1 quarter fish, 1 quarter quinoa, 2 quarters Brussels sprouts with mushrooms

  • Put salad dressing on the side.
    • If you dip your food into the dressing you are likely to use less than if you pour the dressing directly onto the salad.
  • Eat slowly.
    • Studies have shown that people who eat slower consume less calories and feel less hungry an hour afterwards compared to those who eat fast. Take breaks from eating during meals, put your fork down between bites, cut your food one bite at a time, savor your food, chew thoroughly. Remember, it takes your stomach some time to get the message to your brain that you’re full.
  • Enjoy fruit for dessert 
    • Instead of cake, pie, ice cream, or other high-calorie, low-nutrition sweets

Delicious fresh berry medley

  • Plan ahead with snacks.
    • Make sure to have healthy options on hand such as nuts, string cheese, chopped fruit, and sliced veggies with low-calorie dips like hummus. Make an effort not to buy quick unhealthy options such as candy, cookies, and chips.

Tailgating and Food Safety

Tailgating is a necessity during this time of the year. Follow these tips and tricks to ensure you’re serving food that is safe to your friends and family.

Keep meat cool. Keep uncooked meat in the fridge or cooler up until it’s time for the grill. Make sure you thaw meat in the refrigerator or in a cold water bath in the sink (put the meat in a plastic zippered bag), never defrost on the counter. If you’re marinating the meat, make sure to keep it in the fridge and don’t use the marinade on cooked meats unless you boil it first.

Have separate coolers. Keep beverages and ready to eat foods such as fruit in a different cooler than one with raw meats. This helps to prevent cross-contamination with foods and drinks you plan to enjoy immediately.

Keep coolers cold. The best way to pack a cooler is to fill it 75% with food and drinks and then pour the ice to take up the rest of the space. When transporting the cooler, put it inside the car with AC, not in the hot trunk. Once you have reached your tailgating spot, keep the cooler in the shade with the lid closed.
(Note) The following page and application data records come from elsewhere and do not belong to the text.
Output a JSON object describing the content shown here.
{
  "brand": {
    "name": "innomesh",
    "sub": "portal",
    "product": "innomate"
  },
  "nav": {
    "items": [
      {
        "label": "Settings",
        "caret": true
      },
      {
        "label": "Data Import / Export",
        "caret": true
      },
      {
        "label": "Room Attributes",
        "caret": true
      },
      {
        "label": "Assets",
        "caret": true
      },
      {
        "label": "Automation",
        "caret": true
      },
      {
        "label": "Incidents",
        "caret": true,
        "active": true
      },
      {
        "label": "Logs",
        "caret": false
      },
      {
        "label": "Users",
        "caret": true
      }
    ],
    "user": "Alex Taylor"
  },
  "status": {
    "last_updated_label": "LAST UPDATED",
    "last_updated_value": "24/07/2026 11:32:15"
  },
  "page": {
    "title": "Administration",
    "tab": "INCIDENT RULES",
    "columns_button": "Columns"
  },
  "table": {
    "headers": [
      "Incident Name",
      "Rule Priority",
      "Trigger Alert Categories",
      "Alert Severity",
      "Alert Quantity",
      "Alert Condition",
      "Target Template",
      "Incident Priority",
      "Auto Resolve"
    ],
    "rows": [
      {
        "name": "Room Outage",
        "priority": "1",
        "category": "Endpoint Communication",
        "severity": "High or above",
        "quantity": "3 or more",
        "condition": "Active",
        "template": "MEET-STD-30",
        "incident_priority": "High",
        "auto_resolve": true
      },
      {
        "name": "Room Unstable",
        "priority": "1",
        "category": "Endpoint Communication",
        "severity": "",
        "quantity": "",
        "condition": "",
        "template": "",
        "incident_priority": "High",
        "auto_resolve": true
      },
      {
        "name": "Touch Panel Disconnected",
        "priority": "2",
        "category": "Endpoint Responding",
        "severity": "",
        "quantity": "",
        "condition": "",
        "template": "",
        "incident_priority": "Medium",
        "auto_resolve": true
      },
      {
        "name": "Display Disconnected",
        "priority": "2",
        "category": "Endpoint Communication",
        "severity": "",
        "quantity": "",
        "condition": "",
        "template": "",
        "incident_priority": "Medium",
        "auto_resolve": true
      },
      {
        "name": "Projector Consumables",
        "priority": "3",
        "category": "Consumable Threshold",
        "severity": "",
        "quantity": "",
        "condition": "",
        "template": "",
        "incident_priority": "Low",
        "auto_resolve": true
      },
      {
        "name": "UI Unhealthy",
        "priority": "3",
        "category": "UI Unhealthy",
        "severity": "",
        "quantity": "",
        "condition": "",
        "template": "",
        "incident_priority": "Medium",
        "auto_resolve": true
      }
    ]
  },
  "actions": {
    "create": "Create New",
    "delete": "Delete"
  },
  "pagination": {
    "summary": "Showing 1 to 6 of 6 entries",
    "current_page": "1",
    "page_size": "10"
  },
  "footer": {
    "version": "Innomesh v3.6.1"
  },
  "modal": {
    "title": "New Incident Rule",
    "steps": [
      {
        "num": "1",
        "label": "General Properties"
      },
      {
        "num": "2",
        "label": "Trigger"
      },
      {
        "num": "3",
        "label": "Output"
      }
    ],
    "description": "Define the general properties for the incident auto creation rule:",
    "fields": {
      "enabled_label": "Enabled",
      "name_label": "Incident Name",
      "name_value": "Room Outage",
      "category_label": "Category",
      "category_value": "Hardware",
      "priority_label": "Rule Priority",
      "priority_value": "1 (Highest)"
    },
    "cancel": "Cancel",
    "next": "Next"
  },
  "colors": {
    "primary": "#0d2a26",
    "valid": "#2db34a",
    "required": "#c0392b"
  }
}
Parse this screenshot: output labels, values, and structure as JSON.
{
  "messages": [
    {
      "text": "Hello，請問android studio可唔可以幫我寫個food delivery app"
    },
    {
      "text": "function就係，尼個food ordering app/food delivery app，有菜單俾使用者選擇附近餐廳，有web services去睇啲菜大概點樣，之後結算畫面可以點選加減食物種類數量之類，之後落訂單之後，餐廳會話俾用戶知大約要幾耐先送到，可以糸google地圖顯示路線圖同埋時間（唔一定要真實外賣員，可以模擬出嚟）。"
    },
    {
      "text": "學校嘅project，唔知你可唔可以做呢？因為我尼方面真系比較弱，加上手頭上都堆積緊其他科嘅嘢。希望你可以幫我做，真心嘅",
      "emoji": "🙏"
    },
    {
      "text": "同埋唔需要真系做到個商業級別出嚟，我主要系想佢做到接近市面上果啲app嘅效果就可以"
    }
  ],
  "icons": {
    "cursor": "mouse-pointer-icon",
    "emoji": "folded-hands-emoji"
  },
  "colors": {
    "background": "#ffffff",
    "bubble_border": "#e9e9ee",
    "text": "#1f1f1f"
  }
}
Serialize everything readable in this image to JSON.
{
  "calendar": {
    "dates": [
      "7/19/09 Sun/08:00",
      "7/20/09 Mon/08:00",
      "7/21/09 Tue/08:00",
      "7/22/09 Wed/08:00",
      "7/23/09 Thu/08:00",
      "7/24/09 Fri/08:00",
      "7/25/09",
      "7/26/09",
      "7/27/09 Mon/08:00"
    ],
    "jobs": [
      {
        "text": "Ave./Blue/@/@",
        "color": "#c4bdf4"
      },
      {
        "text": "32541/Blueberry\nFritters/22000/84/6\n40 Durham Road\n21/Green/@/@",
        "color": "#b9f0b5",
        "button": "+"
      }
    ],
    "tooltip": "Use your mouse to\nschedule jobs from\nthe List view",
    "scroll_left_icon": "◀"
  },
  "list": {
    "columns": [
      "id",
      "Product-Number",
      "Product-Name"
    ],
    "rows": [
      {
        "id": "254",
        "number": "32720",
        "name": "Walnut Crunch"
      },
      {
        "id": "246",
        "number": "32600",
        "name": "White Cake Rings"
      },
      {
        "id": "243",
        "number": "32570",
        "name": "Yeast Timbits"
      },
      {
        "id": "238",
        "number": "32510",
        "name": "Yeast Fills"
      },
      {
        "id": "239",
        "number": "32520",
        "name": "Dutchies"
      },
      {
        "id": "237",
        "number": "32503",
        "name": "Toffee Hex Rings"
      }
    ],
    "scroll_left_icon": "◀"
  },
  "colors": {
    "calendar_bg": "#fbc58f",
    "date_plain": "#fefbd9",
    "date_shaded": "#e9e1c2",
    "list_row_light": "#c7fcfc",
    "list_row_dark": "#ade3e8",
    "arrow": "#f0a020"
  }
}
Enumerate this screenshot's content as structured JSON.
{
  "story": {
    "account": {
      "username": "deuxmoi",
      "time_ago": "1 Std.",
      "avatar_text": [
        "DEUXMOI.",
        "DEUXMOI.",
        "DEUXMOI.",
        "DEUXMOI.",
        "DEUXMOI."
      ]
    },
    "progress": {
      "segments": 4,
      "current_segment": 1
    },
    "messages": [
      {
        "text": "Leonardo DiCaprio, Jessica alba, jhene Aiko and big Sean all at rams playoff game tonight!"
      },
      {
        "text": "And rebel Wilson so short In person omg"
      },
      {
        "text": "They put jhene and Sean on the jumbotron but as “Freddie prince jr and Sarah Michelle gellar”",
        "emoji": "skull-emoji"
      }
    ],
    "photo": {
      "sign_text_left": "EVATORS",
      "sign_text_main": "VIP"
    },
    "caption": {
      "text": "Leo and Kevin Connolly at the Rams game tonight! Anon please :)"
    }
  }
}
Bring spare utensils and plates. Make sure the plate you used to bring the raw meat to the grill is not the same plate you use to serve the cooked burgers, chicken breasts, etc.  Same goes for the utensils you use to put the raw meat on the grill.

Don’t trust your eyes. Use a grill thermometer like this one. Make sure you put it in the thickest part of the meat, avoiding bone and fat. Poultry should be cooked to 165°F.Ground meat should be cooked to 160°F. Steak, pork, and seafood should be cooked 145°F.

Two hours is the max. Don’t leave food sitting out any longer. If it’s 90°F or hotter outside, only leave food out for 1 hour. The food “Danger Zone” is between 40-140°F. The goal is to keep cold foods below 40°F and hot foods above 140°F.  This rule goes for all food including fruits and vegetables, not just meats and potato salads. A good trick is to set an alarm on your phone to help remind you when food needs to go back in the cooler. When the tailgate is over, only keep foods that weren’t out past the 1 or 2 hour mark (depending on the temperature outdoors).